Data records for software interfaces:
_ _ _ _ _
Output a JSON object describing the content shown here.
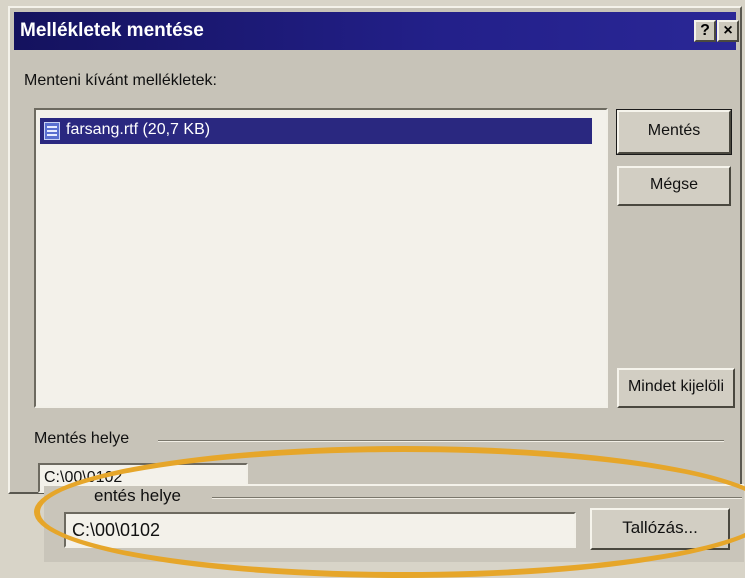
{
  "dialog": {
    "title": "Mellékletek mentése",
    "help_button": "?",
    "close_button": "×"
  },
  "attachments": {
    "label": "Menteni kívánt mellékletek:",
    "items": [
      {
        "label": "farsang.rtf (20,7 KB)",
        "selected": true
      }
    ]
  },
  "buttons": {
    "save": "Mentés",
    "cancel": "Mégse",
    "select_all": "Mindet kijelöli",
    "browse": "Tallózás..."
  },
  "save_location": {
    "label": "Mentés helye",
    "path": "C:\\00\\0102"
  },
  "zoomed_save_location": {
    "label": "entés helye",
    "path": "C:\\00\\0102"
  },
  "colors": {
    "titlebar": "#23208a",
    "selection": "#2a2880",
    "highlight_ellipse": "#e6a62a"
  }
}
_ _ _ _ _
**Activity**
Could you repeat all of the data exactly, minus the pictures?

**Solution to the exercise**
Output a JSON object describing the content shown here.
{
  "dialog": {
    "title": "Mellékletek mentése",
    "help_button": "?",
    "close_button": "×"
  },
  "attachments": {
    "label": "Menteni kívánt mellékletek:",
    "items": [
      {
        "label": "farsang.rtf (20,7 KB)",
        "selected": true
      }
    ]
  },
  "buttons": {
    "save": "Mentés",
    "cancel": "Mégse",
    "select_all": "Mindet kijelöli",
    "browse": "Tallózás..."
  },
  "save_location": {
    "label": "Mentés helye",
    "path": "C:\\00\\0102"
  },
  "zoomed_save_location": {
    "label": "entés helye",
    "path": "C:\\00\\0102"
  },
  "colors": {
    "titlebar": "#23208a",
    "selection": "#2a2880",
    "highlight_ellipse": "#e6a62a"
  }
}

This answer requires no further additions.